Increasingly the term Physician Assisted Dying (PAD) is referred to in public debate. PAD includes:
DOCTOR-ASSISTED SUICIDE: prescribing a lethal dose of medication at the patient’s request, for them to self-administer.
EUTHANASIA: Prescribing and administering a lethal dose of medication to a patient. This may be voluntary (at the patient’s request) or involuntary (without the patient’s consent).
During the latest consultations of their memberships by medical representative bodies, the RCGP defined assisted dying as assisted suicide, the RCP as physician assisted suicide and the BMA as both physician-administered euthanasia and physician assisted suicide.
The RCGP survey results showed that opposition to a change in the law was the most favoured option chosen by 47% of those surveyed. This maintained the position of opposition to assisted suicide after a consultation in 2013 had the same finding.
We know that deciding which way to vote will have been difficult for many. The results of the BMA survey show significant changes from earlier opinion polls, although just under half of doctors are not BMA members and only 19% of invitations provided useable responses. 40% of respondents indicated support for a change in the BMA position to allow doctor-assisted suicide. 40% of respondents opposed a change in the BMA position on administering drugs to end life.
Assisting suicide and euthanasia are not compatible with the Hippocratic tradition of medical ethics. This is reflected in the current BMA position which is to be opposed to assisted suicide and euthanasia.
This position will be debated at the BMA’s Annual Representatives Meeting in June 2021, and the results of the poll will inform, but not determine the outcome. We are urging that the meeting be fully informed about the detail of the vote:
of palliative care respondents oppose a change in the BMA position to allow doctor-assisted suicide.
of palliative care respondents support a change in the BMA position to allow doctor-assisted suicide.
We urge the BMA to listen to those at the coal-face of end of life care and to consider the evidence from the small number of territories that have change their laws.
If the BMA drops its opposition to assisted suicide or euthanasia, this will be used by ‘right to die’ campaigners to put pressure on politicians to change the law. If that happens, there will then be a duty on doctors to inform patients about their right to request assisted suicide or euthanasia as part of all end of life care.

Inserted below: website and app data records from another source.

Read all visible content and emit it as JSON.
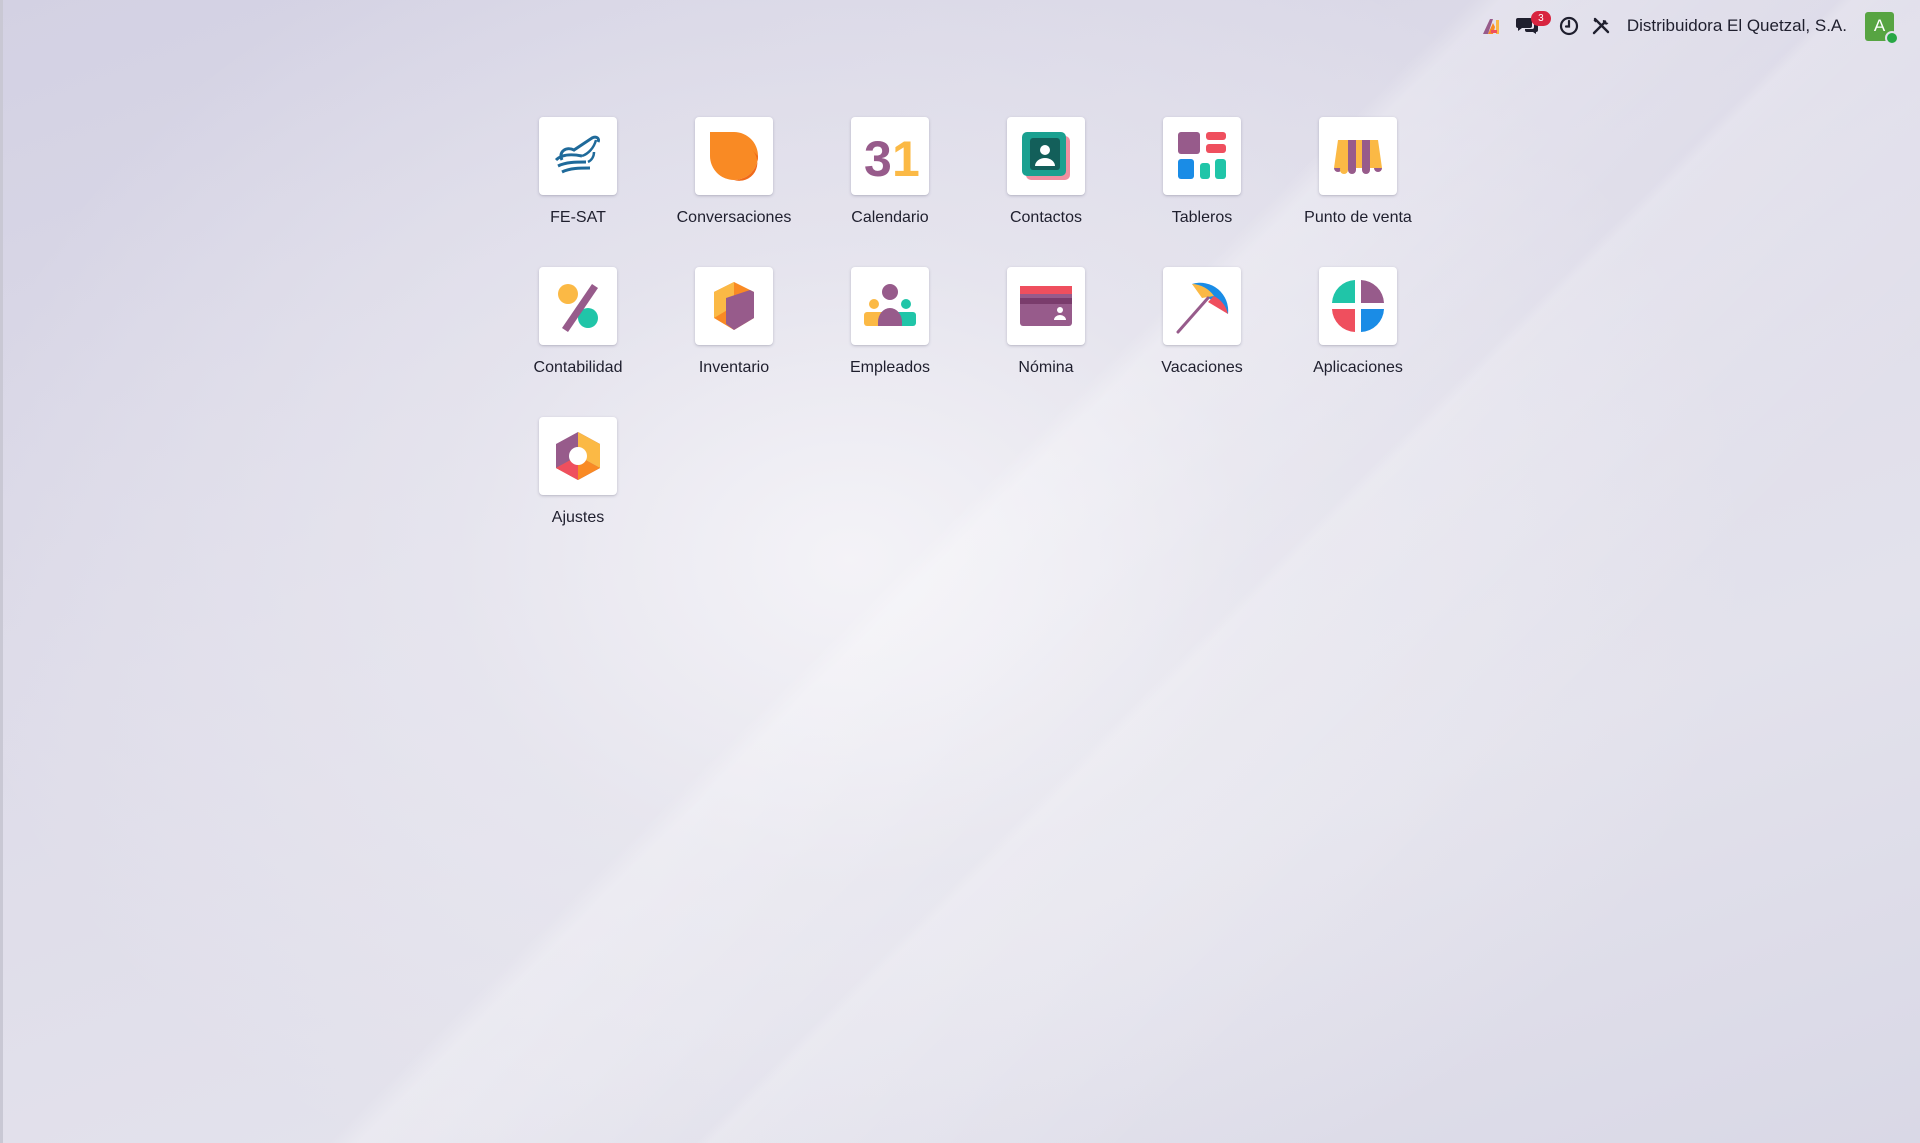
{
  "topbar": {
    "company": "Distribuidora El Quetzal, S.A.",
    "messages_badge": "3",
    "avatar_initial": "A",
    "icons": [
      "odoo-logo-icon",
      "chat-icon",
      "clock-icon",
      "tools-icon"
    ]
  },
  "apps": [
    {
      "label": "FE-SAT",
      "icon": "fe-sat-icon"
    },
    {
      "label": "Conversaciones",
      "icon": "conversations-icon"
    },
    {
      "label": "Calendario",
      "icon": "calendar-icon"
    },
    {
      "label": "Contactos",
      "icon": "contacts-icon"
    },
    {
      "label": "Tableros",
      "icon": "dashboards-icon"
    },
    {
      "label": "Punto de venta",
      "icon": "point-of-sale-icon"
    },
    {
      "label": "Contabilidad",
      "icon": "accounting-icon"
    },
    {
      "label": "Inventario",
      "icon": "inventory-icon"
    },
    {
      "label": "Empleados",
      "icon": "employees-icon"
    },
    {
      "label": "Nómina",
      "icon": "payroll-icon"
    },
    {
      "label": "Vacaciones",
      "icon": "time-off-icon"
    },
    {
      "label": "Aplicaciones",
      "icon": "apps-icon"
    },
    {
      "label": "Ajustes",
      "icon": "settings-icon"
    }
  ],
  "colors": {
    "purple": "#975b8b",
    "orange": "#f98a24",
    "yellow": "#fbb945",
    "teal": "#20c5a8",
    "blue": "#1a8ce6",
    "red": "#ef4f5e",
    "avatar": "#57a442"
  }
}
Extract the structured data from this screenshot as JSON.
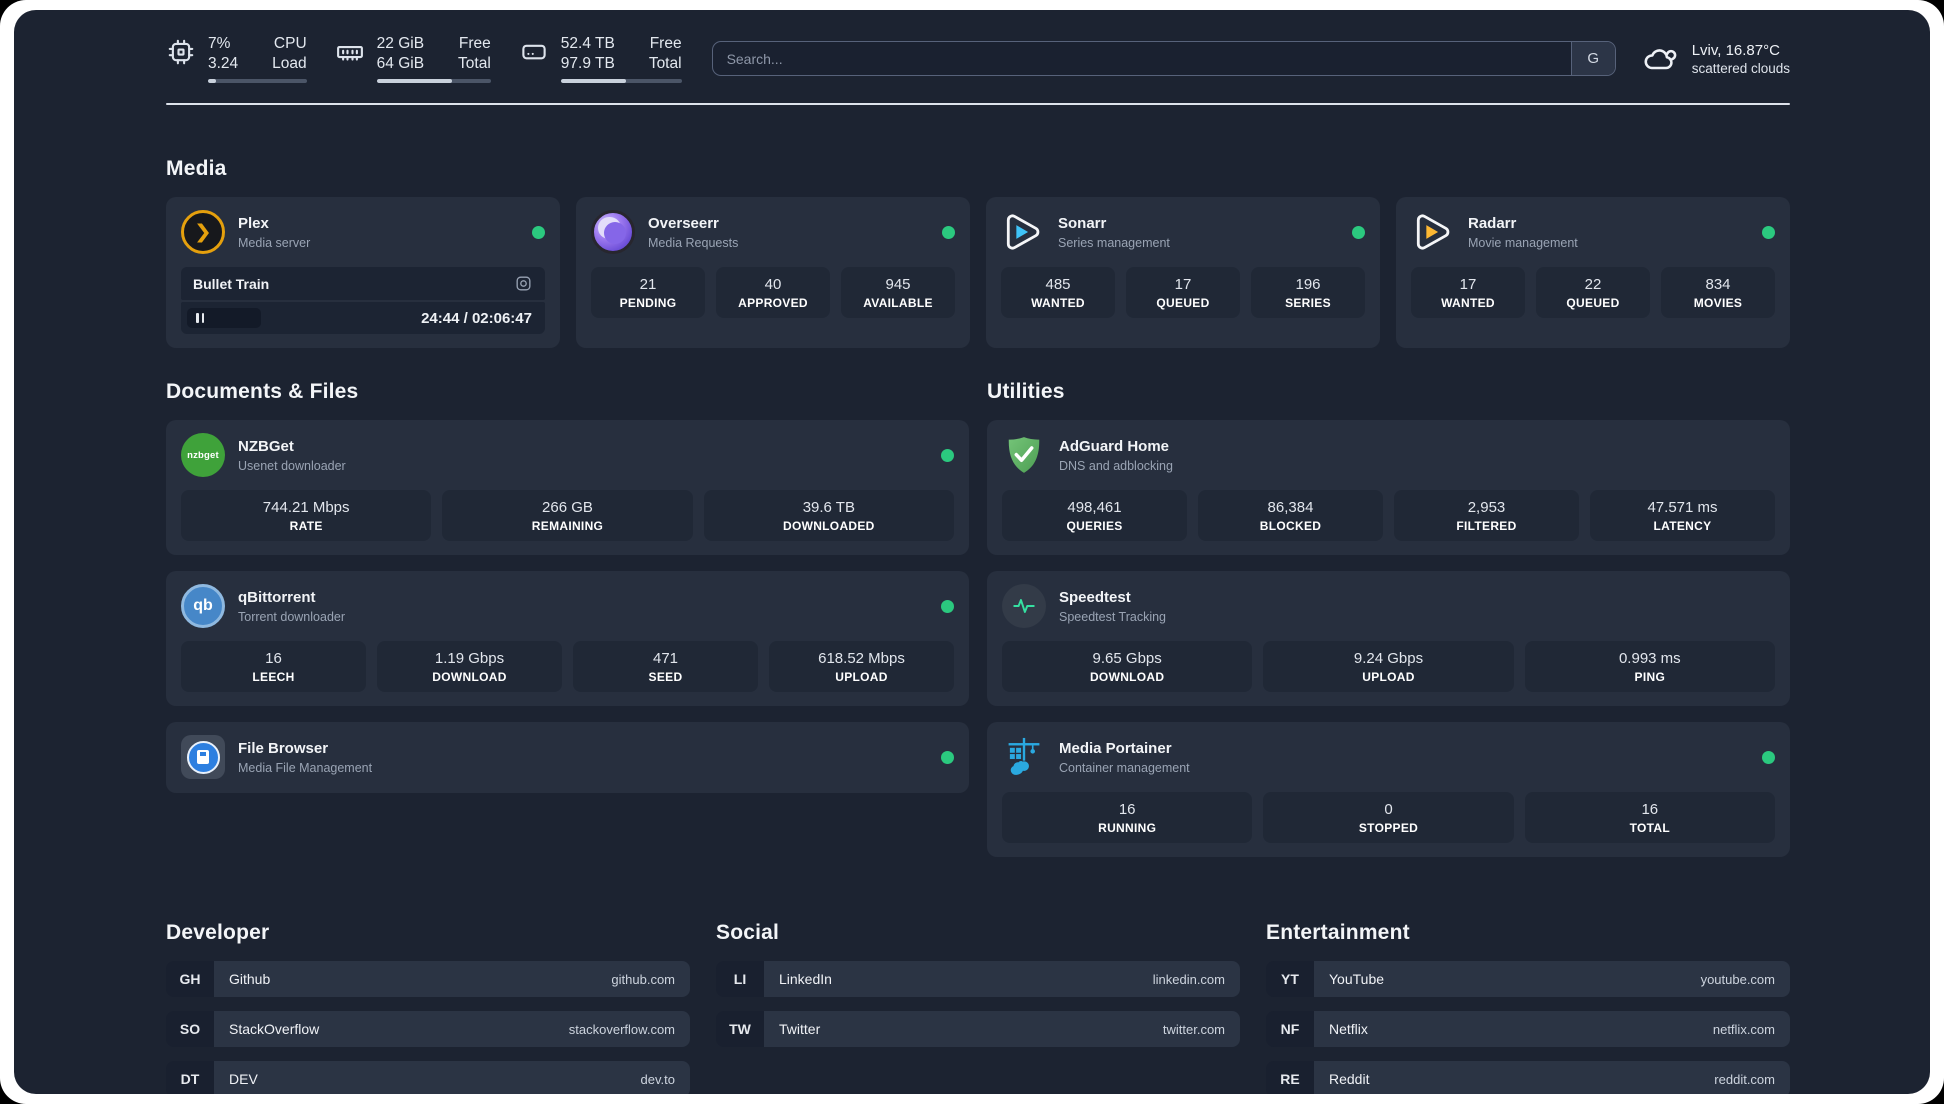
{
  "colors": {
    "status_online": "#2bc97f",
    "panel_background": "#1c2331",
    "card_background": "#272f3e",
    "plex_accent": "#e5a00d"
  },
  "header": {
    "metrics": [
      {
        "icon": "cpu-icon",
        "value_top": "7%",
        "value_bottom": "3.24",
        "label_top": "CPU",
        "label_bottom": "Load",
        "progress_pct": 8
      },
      {
        "icon": "ram-icon",
        "value_top": "22 GiB",
        "value_bottom": "64 GiB",
        "label_top": "Free",
        "label_bottom": "Total",
        "progress_pct": 66
      },
      {
        "icon": "disk-icon",
        "value_top": "52.4 TB",
        "value_bottom": "97.9 TB",
        "label_top": "Free",
        "label_bottom": "Total",
        "progress_pct": 54
      }
    ],
    "search": {
      "placeholder": "Search...",
      "engine": "G"
    },
    "weather": {
      "location": "Lviv, 16.87°C",
      "condition": "scattered clouds"
    }
  },
  "categories": [
    {
      "title": "Media",
      "apps": [
        {
          "name": "Plex",
          "description": "Media server",
          "icon": "plex-icon",
          "online": true,
          "player": {
            "title": "Bullet Train",
            "time": "24:44 / 02:06:47"
          }
        },
        {
          "name": "Overseerr",
          "description": "Media Requests",
          "icon": "overseerr-icon",
          "online": true,
          "stats": [
            {
              "value": "21",
              "label": "PENDING"
            },
            {
              "value": "40",
              "label": "APPROVED"
            },
            {
              "value": "945",
              "label": "AVAILABLE"
            }
          ]
        },
        {
          "name": "Sonarr",
          "description": "Series management",
          "icon": "sonarr-icon",
          "online": true,
          "stats": [
            {
              "value": "485",
              "label": "WANTED"
            },
            {
              "value": "17",
              "label": "QUEUED"
            },
            {
              "value": "196",
              "label": "SERIES"
            }
          ]
        },
        {
          "name": "Radarr",
          "description": "Movie management",
          "icon": "radarr-icon",
          "online": true,
          "stats": [
            {
              "value": "17",
              "label": "WANTED"
            },
            {
              "value": "22",
              "label": "QUEUED"
            },
            {
              "value": "834",
              "label": "MOVIES"
            }
          ]
        }
      ]
    },
    {
      "title": "Documents & Files",
      "apps": [
        {
          "name": "NZBGet",
          "description": "Usenet downloader",
          "icon": "nzbget-icon",
          "online": true,
          "stats": [
            {
              "value": "744.21 Mbps",
              "label": "RATE"
            },
            {
              "value": "266 GB",
              "label": "REMAINING"
            },
            {
              "value": "39.6 TB",
              "label": "DOWNLOADED"
            }
          ]
        },
        {
          "name": "qBittorrent",
          "description": "Torrent downloader",
          "icon": "qbittorrent-icon",
          "online": true,
          "stats": [
            {
              "value": "16",
              "label": "LEECH"
            },
            {
              "value": "1.19 Gbps",
              "label": "DOWNLOAD"
            },
            {
              "value": "471",
              "label": "SEED"
            },
            {
              "value": "618.52 Mbps",
              "label": "UPLOAD"
            }
          ]
        },
        {
          "name": "File Browser",
          "description": "Media File Management",
          "icon": "filebrowser-icon",
          "online": true
        }
      ]
    },
    {
      "title": "Utilities",
      "apps": [
        {
          "name": "AdGuard Home",
          "description": "DNS and adblocking",
          "icon": "adguard-icon",
          "online": false,
          "stats": [
            {
              "value": "498,461",
              "label": "QUERIES"
            },
            {
              "value": "86,384",
              "label": "BLOCKED"
            },
            {
              "value": "2,953",
              "label": "FILTERED"
            },
            {
              "value": "47.571 ms",
              "label": "LATENCY"
            }
          ]
        },
        {
          "name": "Speedtest",
          "description": "Speedtest Tracking",
          "icon": "speedtest-icon",
          "online": false,
          "stats": [
            {
              "value": "9.65 Gbps",
              "label": "DOWNLOAD"
            },
            {
              "value": "9.24 Gbps",
              "label": "UPLOAD"
            },
            {
              "value": "0.993 ms",
              "label": "PING"
            }
          ]
        },
        {
          "name": "Media Portainer",
          "description": "Container management",
          "icon": "portainer-icon",
          "online": true,
          "stats": [
            {
              "value": "16",
              "label": "RUNNING"
            },
            {
              "value": "0",
              "label": "STOPPED"
            },
            {
              "value": "16",
              "label": "TOTAL"
            }
          ]
        }
      ]
    }
  ],
  "link_sections": [
    {
      "title": "Developer",
      "links": [
        {
          "tag": "GH",
          "name": "Github",
          "url": "github.com"
        },
        {
          "tag": "SO",
          "name": "StackOverflow",
          "url": "stackoverflow.com"
        },
        {
          "tag": "DT",
          "name": "DEV",
          "url": "dev.to"
        }
      ]
    },
    {
      "title": "Social",
      "links": [
        {
          "tag": "LI",
          "name": "LinkedIn",
          "url": "linkedin.com"
        },
        {
          "tag": "TW",
          "name": "Twitter",
          "url": "twitter.com"
        }
      ]
    },
    {
      "title": "Entertainment",
      "links": [
        {
          "tag": "YT",
          "name": "YouTube",
          "url": "youtube.com"
        },
        {
          "tag": "NF",
          "name": "Netflix",
          "url": "netflix.com"
        },
        {
          "tag": "RE",
          "name": "Reddit",
          "url": "reddit.com"
        }
      ]
    }
  ]
}
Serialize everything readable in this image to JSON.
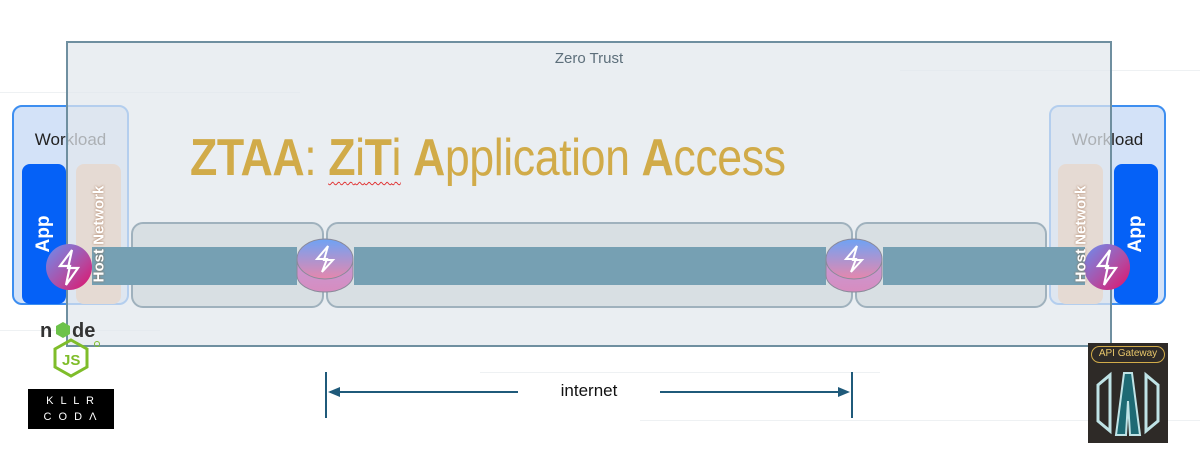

What message would this send to the vulnerable patients we look after day to day?
Family Physician and Professor
Patients with frailty, terminal illness or cognitive impairment may have a low view of their own value and importance to others.
If we change the law to allow assisted suicide, we acquiesce with the view that some lives don’t deserve full legal protection. Patients with chronic and terminal illnesses are vulnerable to depression and suicidal ideation, but with support can be helped to move to a better place and view the future with hope.
The 1961 Suicide Act prohibits actively encouraging or assisting someone else to commit suicide in England & Wales, because as a society we recognise that all lives matter. In Scotland, assisting suicide and euthanasia are prohibited by the common law of homicide.
Assisted suicide or euthanasia should not become part of medical care. Doctors should not administer lethal doses of medication or prescribe it for their patients with the intent of ending life.
Trust is the foundation of the doctor-patient relationship. Modern medicine traces its roots back to ancient Greece, where doctors in the Hippocratic tradition distinguished themselves from charlatans by taking an oath never to administer poison. There must be clarity that a doctor will always intend to do no harm.
Assisting suicide has been prohibited by all international codes of medical ethics since then, including being forcefully repudiated by the World Medical Association in September 2019.
Patient safety is paramount in clinical practice.
The charity Action on Elder Abuse estimates that as many as a million older people are vulnerable to abuse. The vulnerable elderly may become pressurised to take their own lives as they fear being a burden on their family.
In 2018, it was revealed that over 450 patients had their lives prematurely ended by medical intervention at Gosport Memorial Hospital on the Isle of Wight.
If doctors are licensed to legally administer lethal doses of medications, detecting criminality and abuse towards vulnerable patients will become even harder than it is at present. Laws need to default to safety.
There would be a risk that indications, for assisted suicide or euthanasia would be broadened far wider than currently intended.
This has been the case in the Netherlands with euthanasia is now given for those with dementia and psychiatric illness and in 2020 is being proposed to be available for children aged under 12 and anyone over 75 who has a ‘completed life’.
Indeed, restricting assisted suicide or euthanasia to the terminally ill is considered to be discriminatory. The law in Canada has been found to be so and is now being extended to those who are not otherwise dying.
In Oregon in 2019, nearly 6 in 10 (59%) of those opting for assisted suicide cited the fear of being a burden on family, friends and caregivers as a reason for seeking death. Refusal of treatment is now seen as falling within the qualifying definition for access to assisted suicide if the untreated underlying illness will eventually lead to the death of the patient.
to ‘Our duty of care’ campaign (below) to be informed about developments in the assisted dying debate.
Organise talks/debates/grand rounds and discuss the issue.
Make your voice heard at the Annual Representative Meeting in June 2021.